That very week, on February 3rd, Francis Calley Gray and George Ticknor arrived at Monticello to pay a visit of a few days to their friend Mr. Jefferson—a visit which Mr. Gray meticulously recorded in his diary, which we hold here at the RBMSCL.
The morning after a welcoming dinner—complete with silver goblets engraved "from G.W. to T.J."—Mr. Jefferson had prepared a special treat for his guests, both bibliophiles and collectors. As Gray wrote in his diary:
Mr. Jefferson gave me the catalogue of his books to examine + soon after conducted us to his library, + passed an hour there in pointing out to us its principal treasures. His collection of ancient classics was complete as to the authors but very careless in the editions. They were generally interleaved with the best English Translations.

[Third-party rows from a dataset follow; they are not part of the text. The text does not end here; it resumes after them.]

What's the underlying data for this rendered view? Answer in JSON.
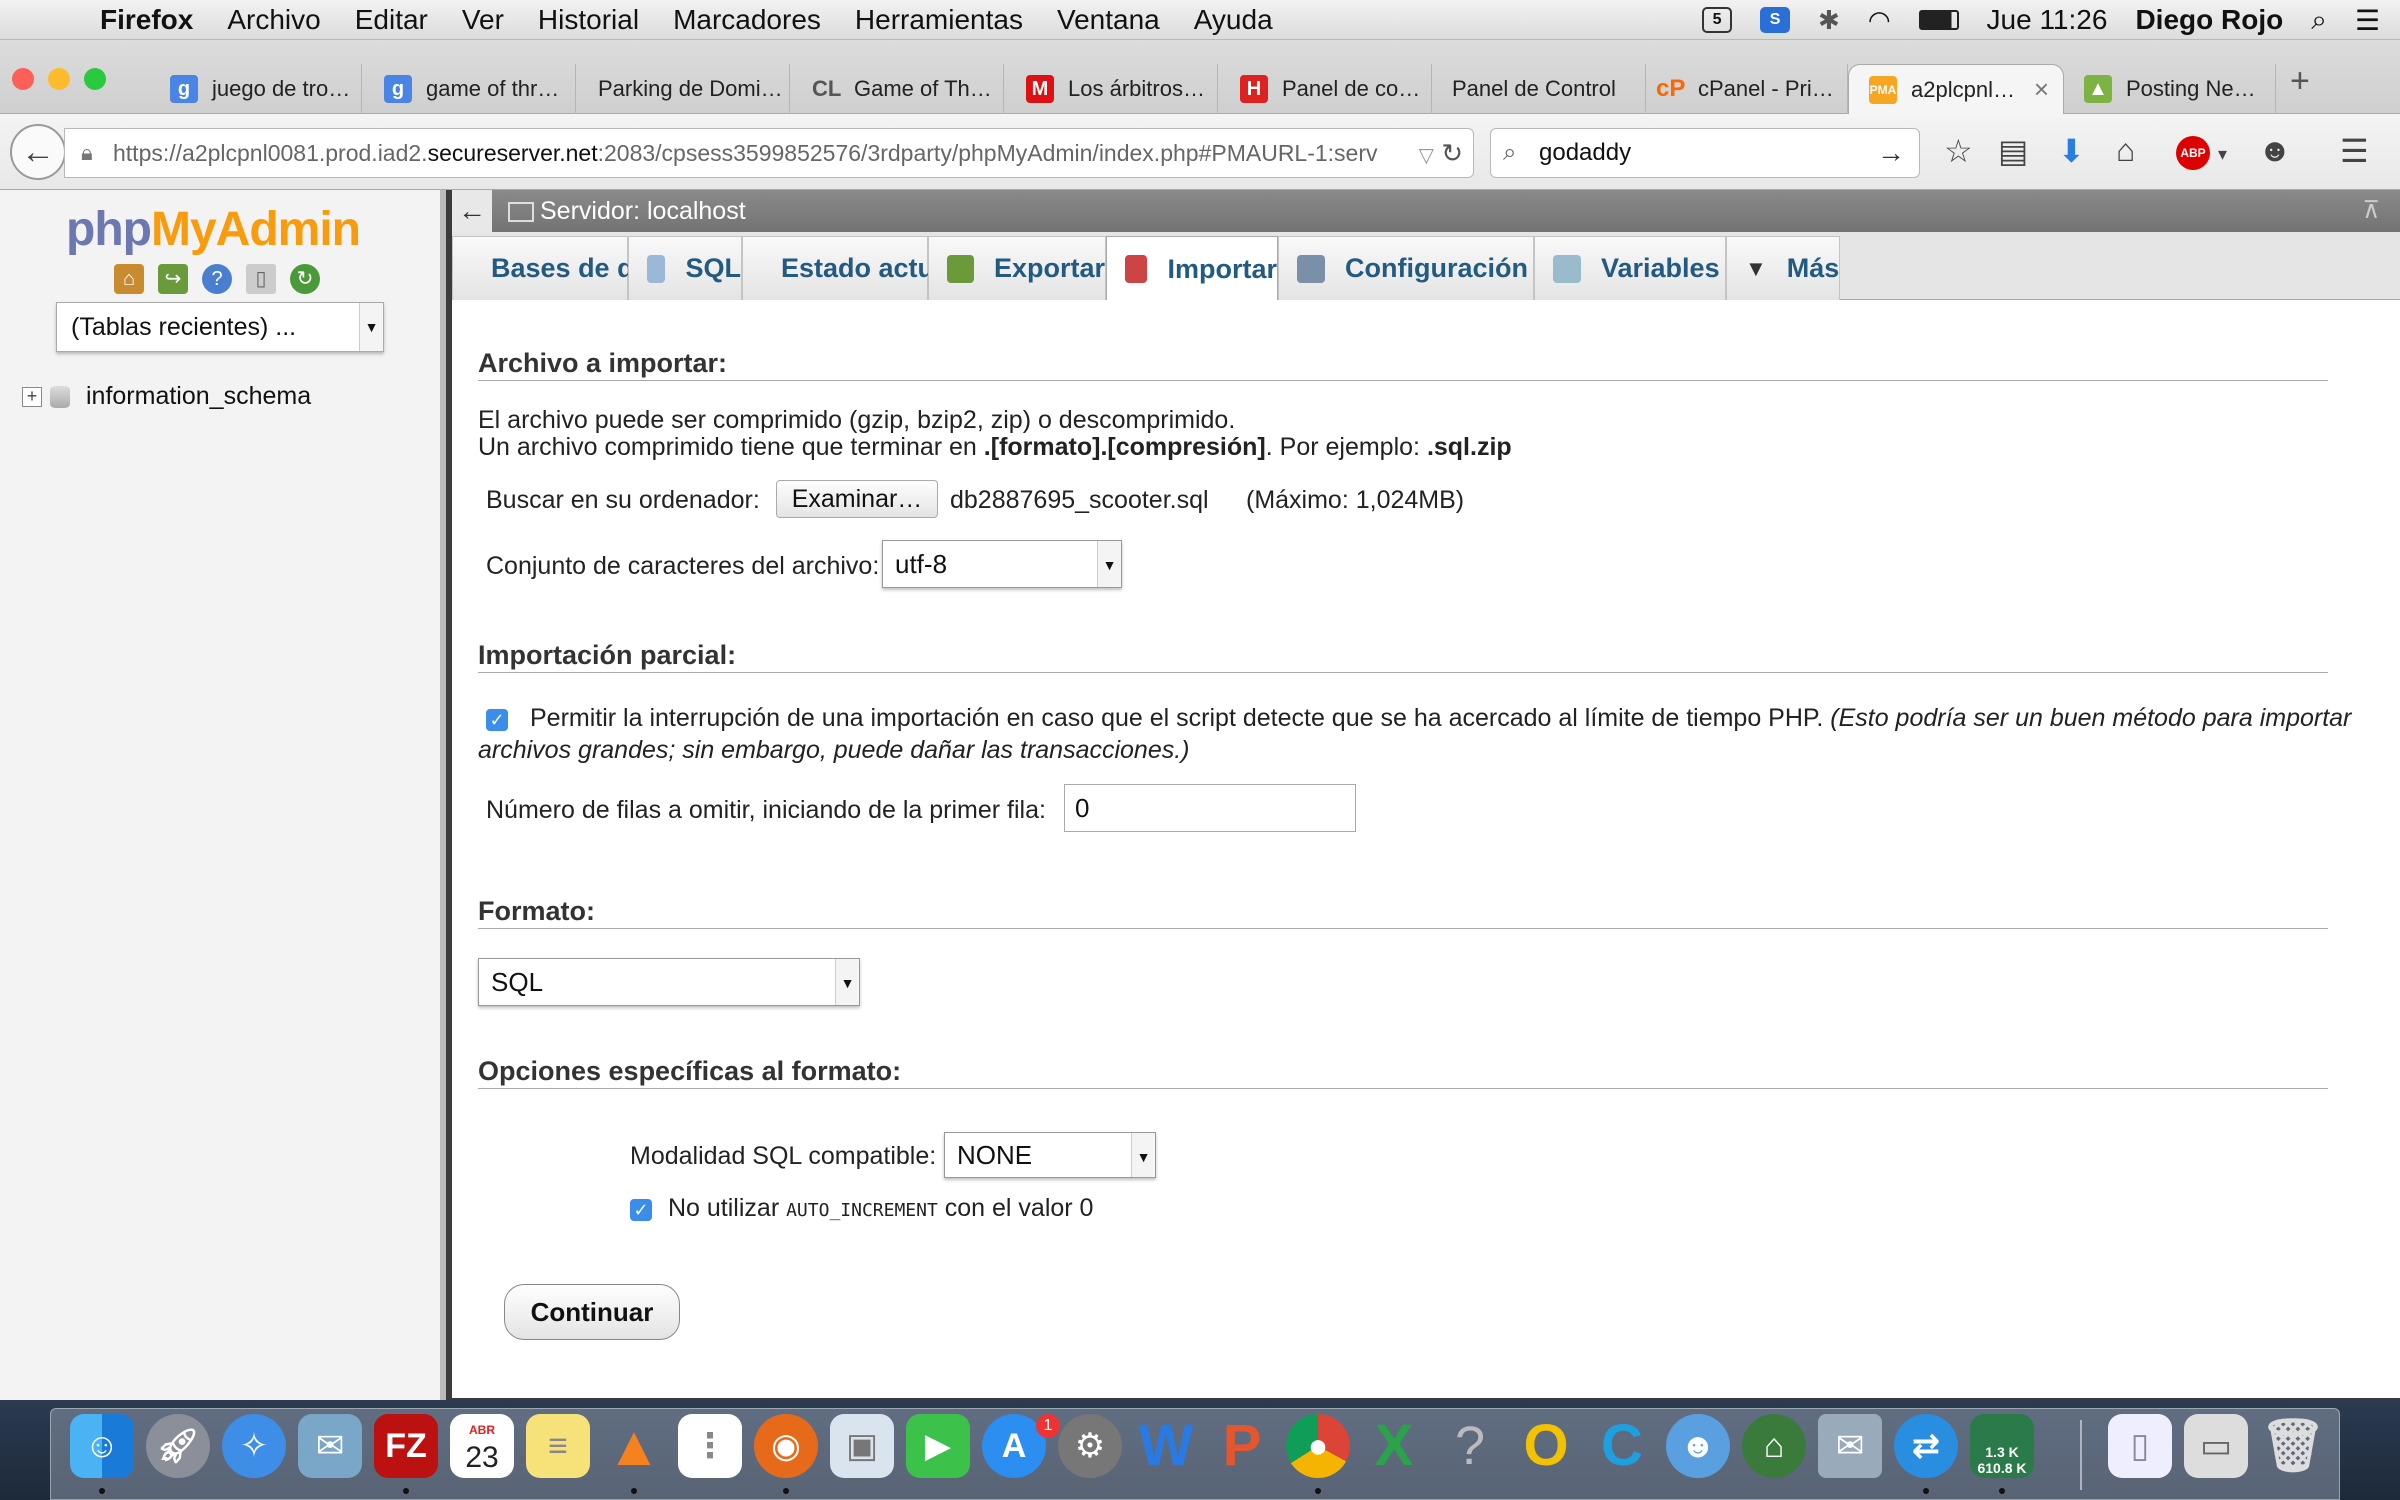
{
  "menubar": {
    "items": [
      "Firefox",
      "Archivo",
      "Editar",
      "Ver",
      "Historial",
      "Marcadores",
      "Herramientas",
      "Ventana",
      "Ayuda"
    ],
    "clock": "Jue 11:26",
    "user": "Diego Rojo"
  },
  "tabs": [
    {
      "label": "juego de tro…",
      "icon": "google-icon"
    },
    {
      "label": "game of thr…",
      "icon": "google-icon"
    },
    {
      "label": "Parking de Domi…",
      "icon": "blank-icon"
    },
    {
      "label": "Game of Th…",
      "icon": "cl-icon"
    },
    {
      "label": "Los árbitros…",
      "icon": "marca-icon"
    },
    {
      "label": "Panel de co…",
      "icon": "hostgator-icon"
    },
    {
      "label": "Panel de Control",
      "icon": "blank-icon"
    },
    {
      "label": "cPanel - Pri…",
      "icon": "cpanel-icon"
    },
    {
      "label": "a2plcpnl…",
      "icon": "phpmyadmin-icon"
    },
    {
      "label": "Posting Ne…",
      "icon": "android-icon"
    }
  ],
  "nav": {
    "url_prefix": "https://a2plcpnl0081.prod.iad2.",
    "url_domain": "secureserver.net",
    "url_suffix": ":2083/cpsess3599852576/3rdparty/phpMyAdmin/index.php#PMAURL-1:serv",
    "search_value": "godaddy"
  },
  "left": {
    "logo_php": "php",
    "logo_myadmin": "MyAdmin",
    "recent_select": "(Tablas recientes) ...",
    "databases": [
      "information_schema"
    ]
  },
  "server": {
    "label": "Servidor: localhost"
  },
  "main_tabs": [
    {
      "label": "Bases de datos",
      "icon": "database-icon"
    },
    {
      "label": "SQL",
      "icon": "sql-icon"
    },
    {
      "label": "Estado actual",
      "icon": "status-icon"
    },
    {
      "label": "Exportar",
      "icon": "export-icon"
    },
    {
      "label": "Importar",
      "icon": "import-icon",
      "active": true
    },
    {
      "label": "Configuración",
      "icon": "wrench-icon"
    },
    {
      "label": "Variables",
      "icon": "variables-icon"
    },
    {
      "label": "Más",
      "icon": "triangle-down-icon"
    }
  ],
  "import": {
    "section1_title": "Archivo a importar:",
    "desc_line1": "El archivo puede ser comprimido (gzip, bzip2, zip) o descomprimido.",
    "desc_line2_a": "Un archivo comprimido tiene que terminar en ",
    "desc_line2_b": ".[formato].[compresión]",
    "desc_line2_c": ". Por ejemplo: ",
    "desc_line2_d": ".sql.zip",
    "browse_label": "Buscar en su ordenador:",
    "browse_button": "Examinar…",
    "file_name": "db2887695_scooter.sql",
    "max_size": "(Máximo: 1,024MB)",
    "charset_label": "Conjunto de caracteres del archivo:",
    "charset_value": "utf-8",
    "section2_title": "Importación parcial:",
    "allow_interrupt": "Permitir la interrupción de una importación en caso que el script detecte que se ha acercado al límite de tiempo PHP.",
    "allow_interrupt_note_1": "(Esto podría ser un buen método para importar",
    "allow_interrupt_note_2": "archivos grandes; sin embargo, puede dañar las transacciones.)",
    "skip_label": "Número de filas a omitir, iniciando de la primer fila:",
    "skip_value": "0",
    "section3_title": "Formato:",
    "format_value": "SQL",
    "section4_title": "Opciones específicas al formato:",
    "compat_label": "Modalidad SQL compatible:",
    "compat_value": "NONE",
    "noauto_a": "No utilizar ",
    "noauto_code": "AUTO_INCREMENT",
    "noauto_b": " con el valor 0",
    "submit": "Continuar"
  },
  "dock": {
    "calendar_month": "ABR",
    "calendar_day": "23",
    "appstore_badge": "1",
    "net_up": "1.3 K",
    "net_down": "610.8 K"
  }
}
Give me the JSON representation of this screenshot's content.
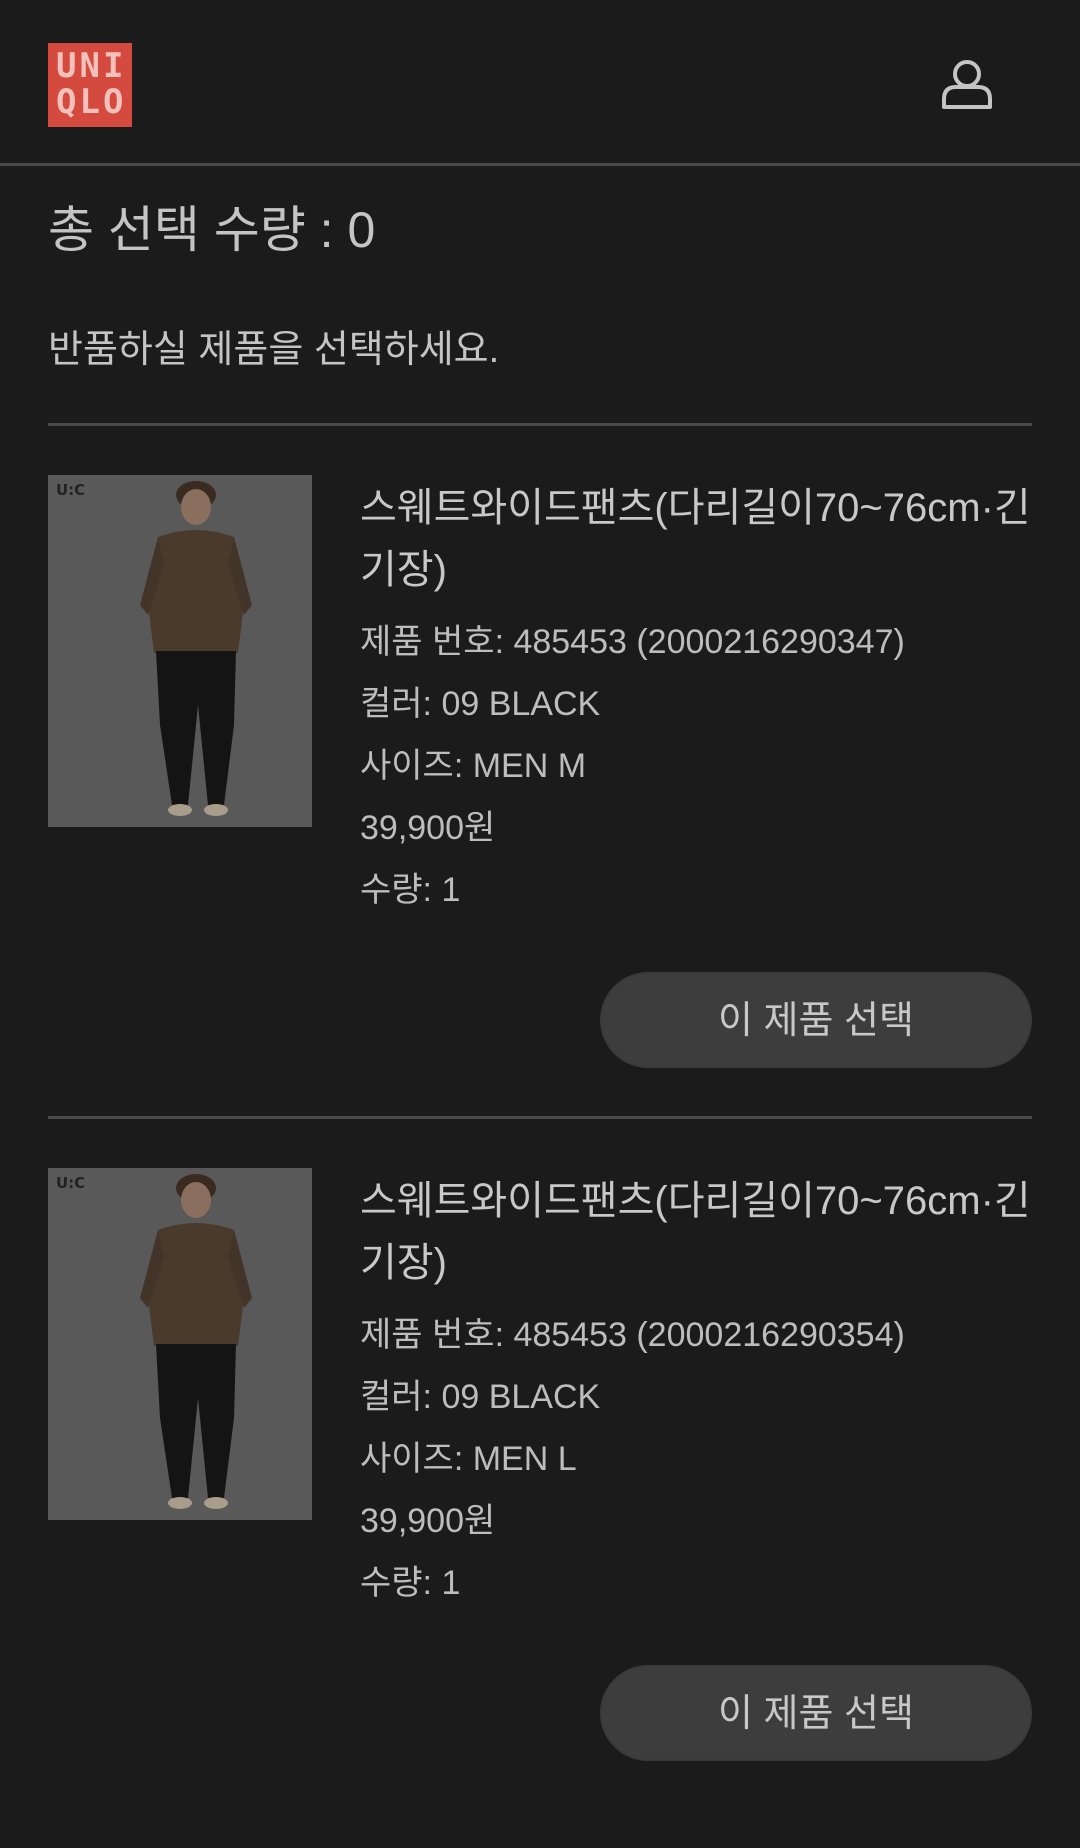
{
  "header": {
    "logo_line1": "UNI",
    "logo_line2": "QLO",
    "account_icon": "user-icon",
    "logo_color": "#d44a3f"
  },
  "summary": {
    "total_selected": "총 선택 수량 : 0",
    "instruction": "반품하실 제품을 선택하세요."
  },
  "products": [
    {
      "badge": "U:C",
      "name": "스웨트와이드팬츠(다리길이70~76cm·긴기장)",
      "product_number": "제품 번호: 485453 (2000216290347)",
      "color": "컬러: 09 BLACK",
      "size": "사이즈: MEN M",
      "price": "39,900원",
      "quantity": "수량: 1",
      "select_label": "이 제품 선택"
    },
    {
      "badge": "U:C",
      "name": "스웨트와이드팬츠(다리길이70~76cm·긴기장)",
      "product_number": "제품 번호: 485453 (2000216290354)",
      "color": "컬러: 09 BLACK",
      "size": "사이즈: MEN L",
      "price": "39,900원",
      "quantity": "수량: 1",
      "select_label": "이 제품 선택"
    }
  ],
  "colors": {
    "background": "#1b1b1b",
    "button": "#3d3d3d",
    "divider": "#4a4a4a"
  }
}
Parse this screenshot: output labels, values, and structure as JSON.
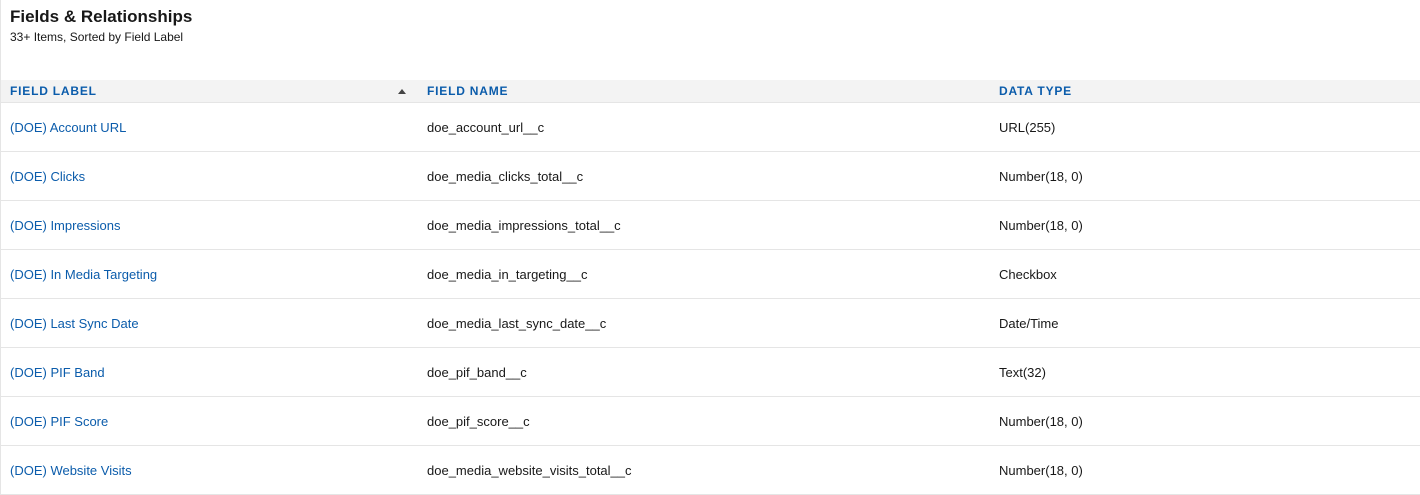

The Ancient English authors were also all here + some very rare editions of them. a black letter Chaucer + the first of Milton’s Paradise Lost divided into ten books were the most remarkable. . . . Of all branches of learning however relating to the History of North + South America is the most perfectly displayed in this library. The collection on this subject is without a question the most valuable in the world. Here are the works of all the Spanish [travelers?] in America + the great work of De Brie in which he has collected latin translations of the smaller works published by the earliest visitors of America whose original publications are now lost. It is finely printed + adorned with many plates. Here also is a copy of the letters of Fernando Cortes in Spanish, one of a small edition, + the copy retained by the Editor the Cardinal Archbishop of Toledo for himself, but given by him to the American Consul for Mr. Jefferson.On February 27, following his friends' departure, Mr. Jefferson wrote to bookdealer Joseph Milligan (letter provided by the Library of Congress) to request his assistance in transporting the entire collection to Washington, D.C. These 6,487 books, some of which Mr. Gray had the good fortune to see, now belonged to the American people.
Sadly, an 1851 fire destroyed much of the Library of Congress' collection, including two-thirds of Jefferson's library. Which prompts us to remind everyone that MayDay is coming!
Thanks to Crystal Reinhardt, University Archives Graduate Student Assistant, for helping with this post.